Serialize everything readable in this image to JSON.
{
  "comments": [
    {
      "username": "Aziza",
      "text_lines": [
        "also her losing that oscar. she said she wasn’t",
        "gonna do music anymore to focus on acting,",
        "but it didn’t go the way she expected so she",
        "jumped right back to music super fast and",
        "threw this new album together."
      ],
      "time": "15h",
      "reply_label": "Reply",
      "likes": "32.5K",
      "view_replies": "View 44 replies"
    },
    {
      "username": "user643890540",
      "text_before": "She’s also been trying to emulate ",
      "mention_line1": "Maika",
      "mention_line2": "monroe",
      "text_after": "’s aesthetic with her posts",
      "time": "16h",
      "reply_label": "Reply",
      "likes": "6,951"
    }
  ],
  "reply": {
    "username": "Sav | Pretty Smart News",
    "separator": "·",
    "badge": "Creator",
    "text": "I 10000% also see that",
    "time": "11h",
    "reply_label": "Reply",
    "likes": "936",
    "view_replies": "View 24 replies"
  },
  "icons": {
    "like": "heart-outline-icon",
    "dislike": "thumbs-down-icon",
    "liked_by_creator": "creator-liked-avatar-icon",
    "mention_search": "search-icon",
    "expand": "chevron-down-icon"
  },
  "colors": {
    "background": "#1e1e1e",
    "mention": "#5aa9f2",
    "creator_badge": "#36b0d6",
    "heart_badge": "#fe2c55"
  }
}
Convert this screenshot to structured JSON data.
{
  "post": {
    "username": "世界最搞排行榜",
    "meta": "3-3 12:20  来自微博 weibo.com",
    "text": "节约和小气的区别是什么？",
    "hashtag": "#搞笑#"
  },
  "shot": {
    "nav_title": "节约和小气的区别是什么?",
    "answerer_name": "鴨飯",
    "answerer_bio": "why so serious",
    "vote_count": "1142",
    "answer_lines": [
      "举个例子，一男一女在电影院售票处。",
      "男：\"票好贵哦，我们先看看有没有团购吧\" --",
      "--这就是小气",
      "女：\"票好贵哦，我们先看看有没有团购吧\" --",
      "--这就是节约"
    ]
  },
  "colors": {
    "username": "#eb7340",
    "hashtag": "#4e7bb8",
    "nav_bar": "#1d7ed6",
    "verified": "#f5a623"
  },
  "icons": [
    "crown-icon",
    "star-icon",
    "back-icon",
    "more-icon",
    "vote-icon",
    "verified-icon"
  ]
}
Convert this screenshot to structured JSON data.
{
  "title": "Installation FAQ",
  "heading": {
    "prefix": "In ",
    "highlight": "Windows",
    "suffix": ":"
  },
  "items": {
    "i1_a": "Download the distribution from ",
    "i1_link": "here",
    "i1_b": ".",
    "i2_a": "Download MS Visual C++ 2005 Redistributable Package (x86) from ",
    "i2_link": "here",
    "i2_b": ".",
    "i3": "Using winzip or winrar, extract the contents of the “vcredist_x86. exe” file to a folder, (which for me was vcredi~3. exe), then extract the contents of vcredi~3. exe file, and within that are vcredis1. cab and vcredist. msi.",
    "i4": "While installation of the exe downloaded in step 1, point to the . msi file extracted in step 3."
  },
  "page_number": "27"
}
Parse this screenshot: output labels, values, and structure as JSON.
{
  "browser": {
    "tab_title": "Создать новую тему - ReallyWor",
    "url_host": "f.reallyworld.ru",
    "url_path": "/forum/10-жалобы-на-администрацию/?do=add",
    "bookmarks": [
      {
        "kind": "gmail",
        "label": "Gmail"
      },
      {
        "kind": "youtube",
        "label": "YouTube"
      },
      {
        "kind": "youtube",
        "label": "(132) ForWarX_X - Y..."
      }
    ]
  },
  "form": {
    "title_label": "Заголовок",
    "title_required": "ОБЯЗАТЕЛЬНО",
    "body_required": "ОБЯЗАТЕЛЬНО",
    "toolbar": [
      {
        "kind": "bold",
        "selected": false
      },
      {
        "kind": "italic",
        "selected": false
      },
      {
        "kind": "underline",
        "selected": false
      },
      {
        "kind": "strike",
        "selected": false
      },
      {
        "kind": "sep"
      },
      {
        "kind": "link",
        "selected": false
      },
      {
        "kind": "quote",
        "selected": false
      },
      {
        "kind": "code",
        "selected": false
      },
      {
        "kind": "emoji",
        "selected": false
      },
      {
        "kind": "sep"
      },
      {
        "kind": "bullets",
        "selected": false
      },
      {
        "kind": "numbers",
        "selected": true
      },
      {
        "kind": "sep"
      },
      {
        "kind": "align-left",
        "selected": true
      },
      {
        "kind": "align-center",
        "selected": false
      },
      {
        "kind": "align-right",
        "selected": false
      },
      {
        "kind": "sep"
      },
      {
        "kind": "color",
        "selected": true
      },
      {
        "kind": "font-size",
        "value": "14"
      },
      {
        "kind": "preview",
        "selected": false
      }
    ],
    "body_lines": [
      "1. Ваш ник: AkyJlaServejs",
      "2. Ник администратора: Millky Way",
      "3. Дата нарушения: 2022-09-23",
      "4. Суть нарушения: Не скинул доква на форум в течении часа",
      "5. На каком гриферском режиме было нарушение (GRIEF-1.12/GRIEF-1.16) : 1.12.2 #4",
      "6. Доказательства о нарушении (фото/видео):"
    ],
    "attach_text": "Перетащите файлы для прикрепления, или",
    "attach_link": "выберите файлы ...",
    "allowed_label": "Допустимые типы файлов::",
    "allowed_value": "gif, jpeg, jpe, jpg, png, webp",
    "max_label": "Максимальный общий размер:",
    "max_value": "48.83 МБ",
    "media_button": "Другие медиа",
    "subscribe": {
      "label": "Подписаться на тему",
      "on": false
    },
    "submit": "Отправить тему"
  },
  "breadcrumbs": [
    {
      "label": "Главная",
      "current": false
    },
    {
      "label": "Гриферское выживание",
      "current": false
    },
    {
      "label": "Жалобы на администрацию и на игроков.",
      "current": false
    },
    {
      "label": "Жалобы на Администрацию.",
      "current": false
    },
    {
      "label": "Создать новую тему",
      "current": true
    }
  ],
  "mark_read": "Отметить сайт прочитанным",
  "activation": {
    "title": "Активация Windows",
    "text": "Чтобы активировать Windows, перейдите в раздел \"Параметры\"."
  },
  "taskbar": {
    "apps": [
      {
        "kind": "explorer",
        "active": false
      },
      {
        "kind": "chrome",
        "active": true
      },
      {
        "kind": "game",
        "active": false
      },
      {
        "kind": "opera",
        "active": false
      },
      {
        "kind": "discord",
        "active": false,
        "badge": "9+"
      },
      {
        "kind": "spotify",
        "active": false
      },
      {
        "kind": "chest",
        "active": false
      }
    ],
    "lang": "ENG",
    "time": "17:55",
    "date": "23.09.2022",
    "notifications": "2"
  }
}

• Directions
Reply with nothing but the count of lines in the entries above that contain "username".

• Result of this exercise
5